Sunday, September 4, 2011

His and Hearse; Going Out In Style

recent model Cadillac SUVthe Cadillac Escalade hearse is very similar to the big black Cadillacs people use for getting to work and shopping

I've noticed an awful lot of those bulky Cadillac Escalades around the city. In spite of their scale and capacity, inevitably they are occupied by only the driver.

The trend has been around for a few years, but a great many of these vehicles continue to be black. For the past 50 years that I've been around, "black Cadillac station wagon" has been synonymous with "hearse." Personally, having the choice, I would prefer not to be transported in one of these hearses, but perhaps my sensibility is overly delicate.

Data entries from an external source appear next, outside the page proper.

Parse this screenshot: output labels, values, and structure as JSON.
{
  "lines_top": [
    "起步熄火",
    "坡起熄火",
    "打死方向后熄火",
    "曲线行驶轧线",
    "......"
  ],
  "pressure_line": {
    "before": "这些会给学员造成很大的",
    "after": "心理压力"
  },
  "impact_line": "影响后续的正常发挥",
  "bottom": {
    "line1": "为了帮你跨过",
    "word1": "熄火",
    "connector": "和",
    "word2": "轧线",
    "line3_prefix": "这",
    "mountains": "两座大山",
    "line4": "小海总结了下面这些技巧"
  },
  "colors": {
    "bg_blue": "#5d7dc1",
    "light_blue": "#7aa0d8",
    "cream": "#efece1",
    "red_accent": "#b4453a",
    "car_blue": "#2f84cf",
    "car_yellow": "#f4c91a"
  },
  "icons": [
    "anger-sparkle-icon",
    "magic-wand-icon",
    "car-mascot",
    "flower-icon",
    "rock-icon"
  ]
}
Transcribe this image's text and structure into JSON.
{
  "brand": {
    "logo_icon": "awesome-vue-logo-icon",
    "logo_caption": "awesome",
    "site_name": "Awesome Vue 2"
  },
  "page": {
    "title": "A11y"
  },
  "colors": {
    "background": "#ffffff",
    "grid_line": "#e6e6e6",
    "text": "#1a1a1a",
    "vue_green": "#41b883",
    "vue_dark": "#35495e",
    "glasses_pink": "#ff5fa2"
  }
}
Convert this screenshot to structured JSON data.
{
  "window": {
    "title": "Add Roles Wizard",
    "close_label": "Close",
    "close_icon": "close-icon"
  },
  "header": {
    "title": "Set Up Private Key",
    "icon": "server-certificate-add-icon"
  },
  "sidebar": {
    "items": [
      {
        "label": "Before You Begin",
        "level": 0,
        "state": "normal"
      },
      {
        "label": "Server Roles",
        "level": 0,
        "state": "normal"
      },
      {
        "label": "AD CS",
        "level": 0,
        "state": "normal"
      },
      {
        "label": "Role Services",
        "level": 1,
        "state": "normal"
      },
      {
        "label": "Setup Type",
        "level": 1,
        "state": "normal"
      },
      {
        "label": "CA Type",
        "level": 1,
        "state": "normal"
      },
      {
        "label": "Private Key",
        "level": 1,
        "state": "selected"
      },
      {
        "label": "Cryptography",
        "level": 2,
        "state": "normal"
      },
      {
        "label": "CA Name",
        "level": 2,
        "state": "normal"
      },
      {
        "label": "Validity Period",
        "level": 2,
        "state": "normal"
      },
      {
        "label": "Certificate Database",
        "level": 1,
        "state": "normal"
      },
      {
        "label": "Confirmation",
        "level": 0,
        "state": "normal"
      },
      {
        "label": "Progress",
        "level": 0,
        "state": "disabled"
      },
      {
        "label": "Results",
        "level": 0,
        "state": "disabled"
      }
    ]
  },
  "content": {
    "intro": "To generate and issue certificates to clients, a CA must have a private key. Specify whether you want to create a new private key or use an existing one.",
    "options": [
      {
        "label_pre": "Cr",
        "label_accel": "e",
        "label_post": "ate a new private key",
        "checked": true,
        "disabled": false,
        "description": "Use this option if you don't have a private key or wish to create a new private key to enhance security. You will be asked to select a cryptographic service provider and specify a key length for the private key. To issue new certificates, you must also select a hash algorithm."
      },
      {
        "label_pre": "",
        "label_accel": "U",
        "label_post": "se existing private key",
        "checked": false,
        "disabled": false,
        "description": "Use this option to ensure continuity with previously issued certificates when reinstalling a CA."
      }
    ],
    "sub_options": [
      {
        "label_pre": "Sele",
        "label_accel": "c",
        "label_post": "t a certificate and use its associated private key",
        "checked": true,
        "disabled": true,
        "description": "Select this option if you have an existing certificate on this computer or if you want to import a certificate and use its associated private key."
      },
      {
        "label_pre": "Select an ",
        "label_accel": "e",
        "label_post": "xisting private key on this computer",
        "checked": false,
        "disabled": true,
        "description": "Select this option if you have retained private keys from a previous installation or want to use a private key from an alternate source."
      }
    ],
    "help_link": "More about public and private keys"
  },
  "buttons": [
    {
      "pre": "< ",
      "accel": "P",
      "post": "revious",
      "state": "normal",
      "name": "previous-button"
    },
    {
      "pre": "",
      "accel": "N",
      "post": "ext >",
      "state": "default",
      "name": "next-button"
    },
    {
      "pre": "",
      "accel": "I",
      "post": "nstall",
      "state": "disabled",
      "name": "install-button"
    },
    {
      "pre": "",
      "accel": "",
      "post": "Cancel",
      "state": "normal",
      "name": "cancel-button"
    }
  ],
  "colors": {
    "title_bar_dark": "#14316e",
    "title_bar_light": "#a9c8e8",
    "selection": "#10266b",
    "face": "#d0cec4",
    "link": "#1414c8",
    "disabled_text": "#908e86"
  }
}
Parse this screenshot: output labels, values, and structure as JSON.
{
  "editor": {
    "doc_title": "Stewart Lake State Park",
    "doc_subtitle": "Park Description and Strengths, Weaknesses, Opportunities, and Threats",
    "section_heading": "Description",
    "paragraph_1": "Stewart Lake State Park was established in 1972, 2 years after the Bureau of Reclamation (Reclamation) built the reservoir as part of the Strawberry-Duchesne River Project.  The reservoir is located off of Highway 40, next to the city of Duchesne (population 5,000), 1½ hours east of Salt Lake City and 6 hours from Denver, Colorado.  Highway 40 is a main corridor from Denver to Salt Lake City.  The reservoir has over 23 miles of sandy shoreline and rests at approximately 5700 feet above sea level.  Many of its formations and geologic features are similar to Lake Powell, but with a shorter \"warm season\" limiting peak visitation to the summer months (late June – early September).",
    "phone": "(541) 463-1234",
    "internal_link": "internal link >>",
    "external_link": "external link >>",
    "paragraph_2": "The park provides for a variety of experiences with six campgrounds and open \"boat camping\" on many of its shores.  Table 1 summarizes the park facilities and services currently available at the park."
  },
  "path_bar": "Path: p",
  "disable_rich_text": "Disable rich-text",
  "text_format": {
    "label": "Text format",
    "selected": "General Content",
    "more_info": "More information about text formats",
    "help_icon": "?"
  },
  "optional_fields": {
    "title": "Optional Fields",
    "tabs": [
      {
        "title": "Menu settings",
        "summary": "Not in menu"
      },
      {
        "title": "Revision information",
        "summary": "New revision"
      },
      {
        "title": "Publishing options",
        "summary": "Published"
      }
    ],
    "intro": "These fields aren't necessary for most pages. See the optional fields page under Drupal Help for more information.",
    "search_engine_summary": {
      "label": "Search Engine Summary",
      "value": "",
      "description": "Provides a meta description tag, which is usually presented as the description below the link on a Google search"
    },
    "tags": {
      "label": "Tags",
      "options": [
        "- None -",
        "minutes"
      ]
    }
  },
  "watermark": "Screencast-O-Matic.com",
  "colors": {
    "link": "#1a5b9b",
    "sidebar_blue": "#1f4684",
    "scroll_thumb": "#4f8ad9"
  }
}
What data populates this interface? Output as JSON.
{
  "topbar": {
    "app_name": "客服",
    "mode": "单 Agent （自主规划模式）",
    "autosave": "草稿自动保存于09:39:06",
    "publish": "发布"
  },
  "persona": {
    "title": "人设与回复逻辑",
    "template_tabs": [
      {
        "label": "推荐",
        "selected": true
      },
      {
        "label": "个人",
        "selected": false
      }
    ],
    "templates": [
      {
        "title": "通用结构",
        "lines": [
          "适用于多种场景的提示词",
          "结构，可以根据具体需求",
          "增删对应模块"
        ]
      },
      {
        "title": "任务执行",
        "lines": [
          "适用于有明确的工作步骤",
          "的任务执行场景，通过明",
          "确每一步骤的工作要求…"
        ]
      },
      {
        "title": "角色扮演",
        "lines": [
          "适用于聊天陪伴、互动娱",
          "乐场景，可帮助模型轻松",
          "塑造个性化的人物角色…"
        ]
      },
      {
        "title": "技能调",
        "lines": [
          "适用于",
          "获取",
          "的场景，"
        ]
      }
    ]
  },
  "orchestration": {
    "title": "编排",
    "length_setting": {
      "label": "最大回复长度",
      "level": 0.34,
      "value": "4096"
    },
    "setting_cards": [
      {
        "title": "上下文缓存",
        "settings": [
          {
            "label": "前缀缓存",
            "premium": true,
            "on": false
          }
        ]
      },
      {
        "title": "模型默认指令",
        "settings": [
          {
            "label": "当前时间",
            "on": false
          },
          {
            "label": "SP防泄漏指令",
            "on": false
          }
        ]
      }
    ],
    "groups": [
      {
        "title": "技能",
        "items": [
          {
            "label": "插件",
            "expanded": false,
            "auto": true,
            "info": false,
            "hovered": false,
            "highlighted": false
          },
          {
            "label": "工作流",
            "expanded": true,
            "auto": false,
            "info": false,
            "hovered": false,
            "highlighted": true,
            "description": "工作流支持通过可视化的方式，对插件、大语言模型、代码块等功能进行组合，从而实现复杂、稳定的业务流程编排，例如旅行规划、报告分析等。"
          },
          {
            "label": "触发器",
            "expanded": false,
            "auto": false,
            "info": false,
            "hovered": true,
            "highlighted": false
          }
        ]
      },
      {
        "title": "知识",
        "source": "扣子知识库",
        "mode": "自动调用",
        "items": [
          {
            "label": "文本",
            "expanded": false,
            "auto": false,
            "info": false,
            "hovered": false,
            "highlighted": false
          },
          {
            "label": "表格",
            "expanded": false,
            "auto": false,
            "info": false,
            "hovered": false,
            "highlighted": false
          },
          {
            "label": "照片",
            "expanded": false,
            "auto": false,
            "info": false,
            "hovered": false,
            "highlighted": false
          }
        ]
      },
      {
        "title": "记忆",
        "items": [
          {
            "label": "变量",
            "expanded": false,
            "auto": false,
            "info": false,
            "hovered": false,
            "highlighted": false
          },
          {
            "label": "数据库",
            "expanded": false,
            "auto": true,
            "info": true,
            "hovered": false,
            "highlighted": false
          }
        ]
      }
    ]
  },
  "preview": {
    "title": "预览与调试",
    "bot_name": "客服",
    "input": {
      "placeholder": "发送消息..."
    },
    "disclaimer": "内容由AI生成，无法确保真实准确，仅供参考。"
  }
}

Apart from that, I am amazed that the drivers of these large vehicles seem to be unaware of any environmental impact in terms of manufacturing, fuel consumption, dissipation of heat, and wear and tear on roads. They also take up a lot of unnecessary space in a crowded world. I am at a loss to understand why people wish to make such grand statements at a time when more than ever, we must be aware of preserving resources and space.

Recently I watched the wonderful 1962 film, "The Light in the Piazza," with Olivia de Havilland. In one scene, she is driving along a verdant country road in Italy with Rossano Brazzi. The little Italian two seater convertible (perhaps a Fiat or Lancia) was incredibly chic, and almost humorously diminutive. In the film, these two characters are wealthy and worldly, and yet they looked stylish in what looked almost as tiny as a Smart Car.

What happened to modesty and charm in how we present ourselves in dress, deportment, transportation, and habitation? What happened to any sort of conscience in terms of caring for others and the world we live in?

Perhaps the drivers of black Cadillac Escalades and similar behemoths feel that they are going out in style. Personally, I'll leave the journey in the black hearse until my last earthly ride.